Can craft whiskey tourism beat off boozy Irish stereotypes?
Well-told and carefully crafted whiskey stories can dispel boozy Irish stereotypes, writes Pól Ó Conghaile.
Dublin’s whiskey experiences are like its proverbial buses; you wait for ages, and then several come along in a short space of time.
Think of the Irish Whiskey Museum on College Green, Teeling’s Distillery and the proposed Dublin Whiskey Company visitor centre in the Liberties, or the major reboot of the Old Jameson Distillery, set to open next March.
All are catapulting the city back onto the global whiskey tourism map.
For a while, it seemed like craft gin had stolen whiskey’s thunder. No more. When Teeling’s opened on Newmarket Square in 2015, it was Dublin’s first new distillery in 125 years. Taking its tour (teelingdistillery.com; from €14pp) recently, I found a sweetly scripted experience combining social histories, clued-in guides and dinky artefacts with a cannily marketed brand (#teelingdistillery hashtags are stamped onto barrels).
Visitors walk past three beautiful copper stills, get a brief immersion in the fermentation and ageing processes, and finish with a tasting.
The café and gift shops are a cut-above, too.
Whiskey’s new wave is more than a shot in the arm for the Irish drinks industry. In travel terms, experiences like these also offer a more nuanced take on Ireland’s relationship with alcohol. Similar to food tourism, they tie a storied craft to people, heritage and landscape, providing richer and more authentic ways for visitors to engage than the usual, boozy old stereotypes.

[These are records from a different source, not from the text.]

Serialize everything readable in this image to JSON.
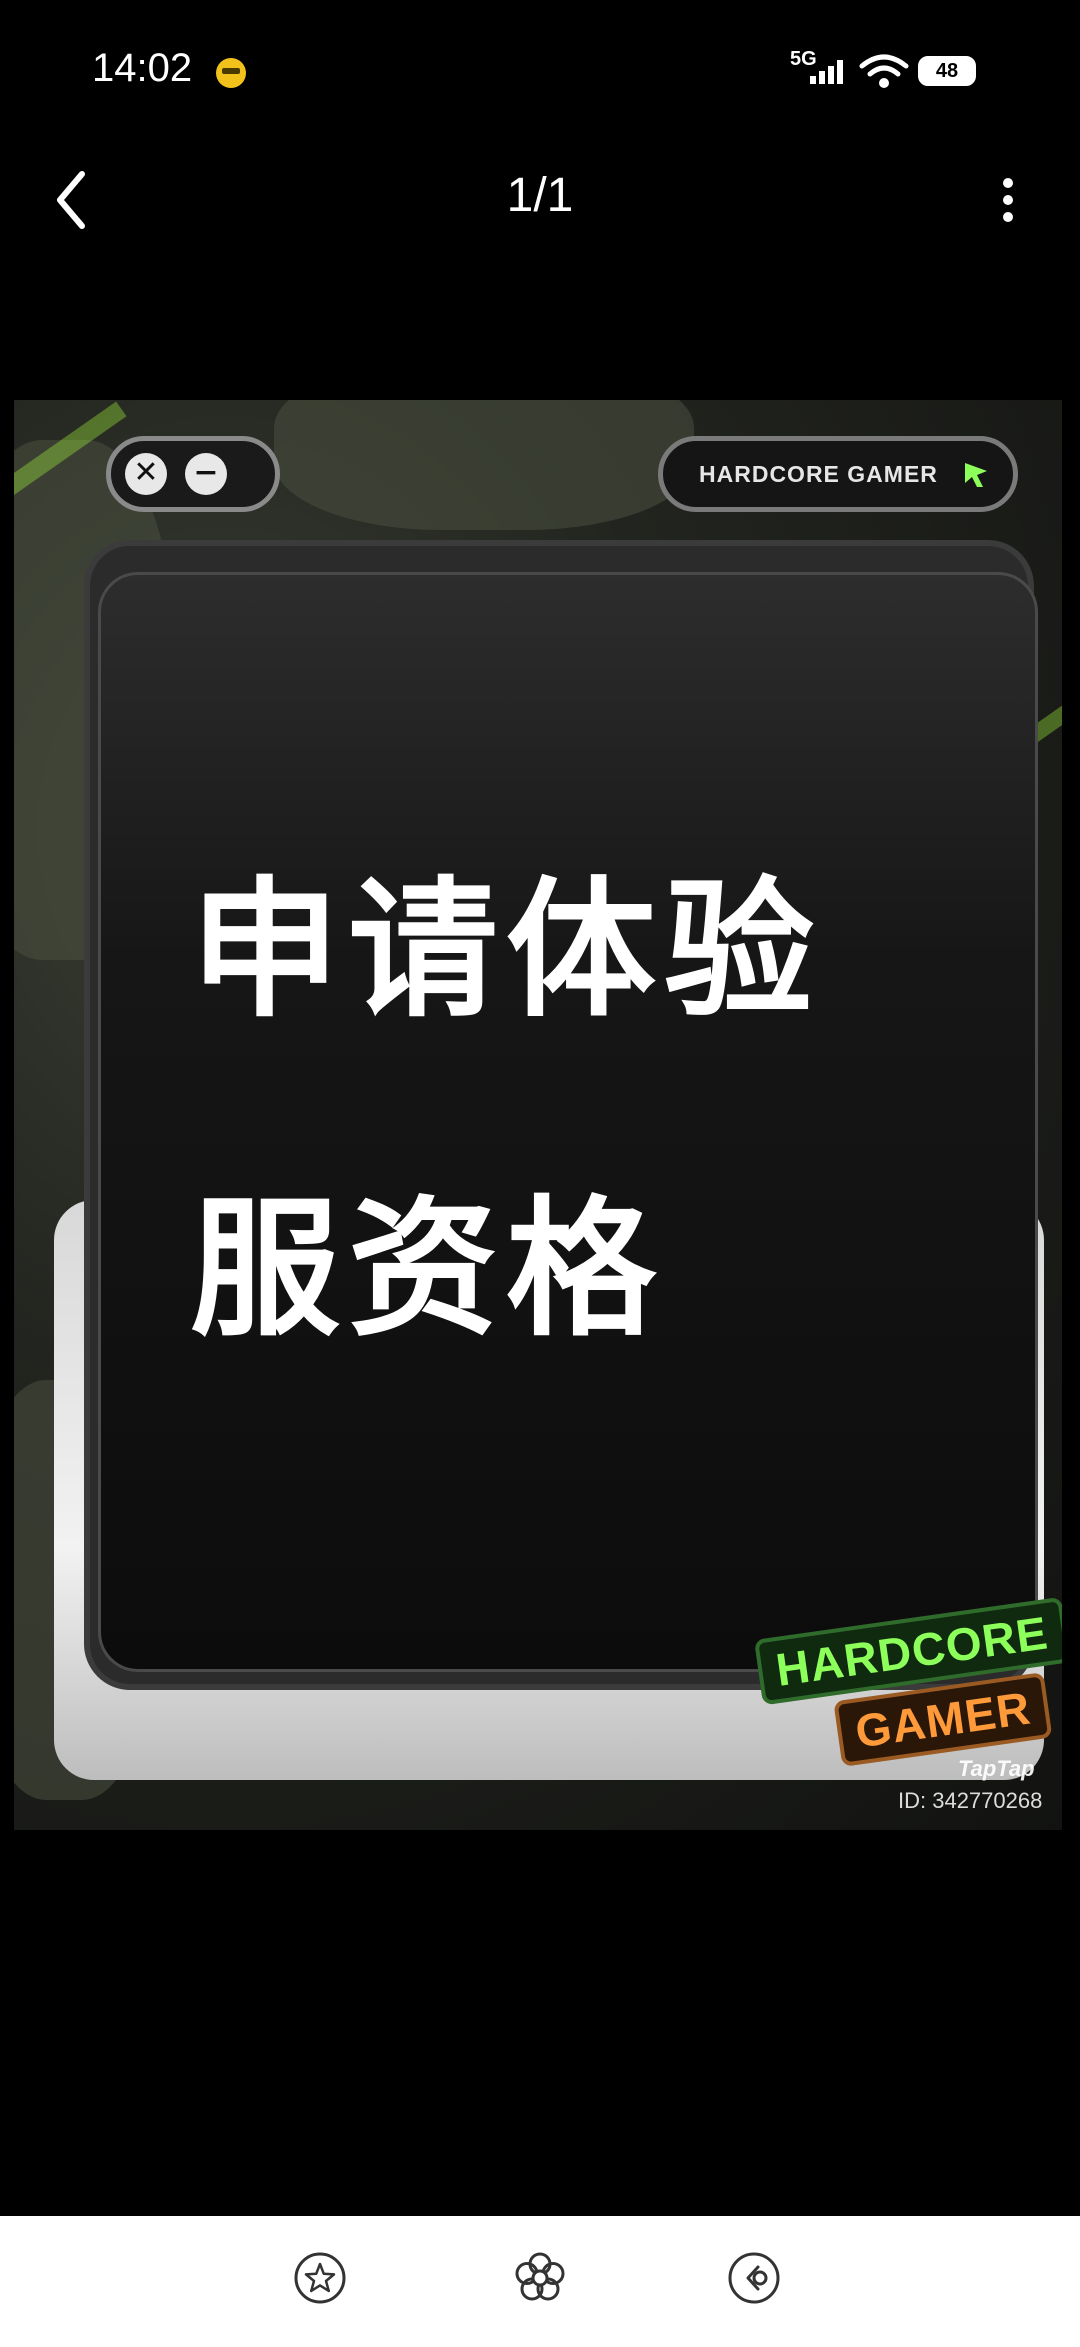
{
  "status_bar": {
    "time": "14:02",
    "network": "5G",
    "battery": "48",
    "icons": [
      "emoji-notification-icon",
      "signal-icon",
      "wifi-icon",
      "battery-icon"
    ]
  },
  "nav": {
    "back_icon": "chevron-left-icon",
    "page_counter": "1/1",
    "more_icon": "vertical-ellipsis-icon"
  },
  "image": {
    "headline_line1": "申请体验",
    "headline_line2": "服资格",
    "window_btn_close": "✕",
    "window_btn_minimize": "−",
    "badge_text": "HARDCORE GAMER",
    "logo_line1": "HARDCORE",
    "logo_line2": "GAMER",
    "watermark_brand": "TapTap",
    "watermark_id": "ID: 342770268",
    "accent_green": "#8dff5a",
    "accent_orange": "#ff9a3a"
  },
  "toolbar": {
    "icons": [
      "star-icon",
      "flower-icon",
      "share-icon"
    ]
  }
}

Of course, you can have fun knocking back the tasters, too - but anything that takes tourists beyond images of sloshily drunken Dubliners is progress, in my book.
Teeling's Distillery, Dublin
Once upon a time, Ireland had dozens of whiskey distilleries. Today, there are only a handful. Ireland’s Whiskey Trail (irelandwhiskeytrail.ie) hasn’t been updated in some time, but it remains a good place to start your research — ranging as it does from distilleries like those in Bushmills, Kilbeggan and Midleton to pubs with a particular whiskey connection (think of Ó Loclainn’s in Ballyvaughan, or Dick Mack’s in Dingle). Wine country tours are second nature to tourists in other destinations.
What about a revamped whiskey trail for Ireland?
The Irish Whiskey Museum, Dublin
Did you know Brian O’Driscoll is a whiskey investor? The rugby legend is part-owner of Glendalough Irish Whiskey, which produces a 13-year-old singlemalt among other spirits. Or did you know that the new, independently-produced James Joyce Whiskey (jamesjoycewhiskey.ie) pays homage to No. 15 Usher’s Island, the famous ‘House of the Dead’ featured in Joyce’s Dubliners?
Irish Whiskey has been the world’s fastest growing premium spirit in the last 10 years, according to the Irish Whiskey Association. Its renaissance is just beginning.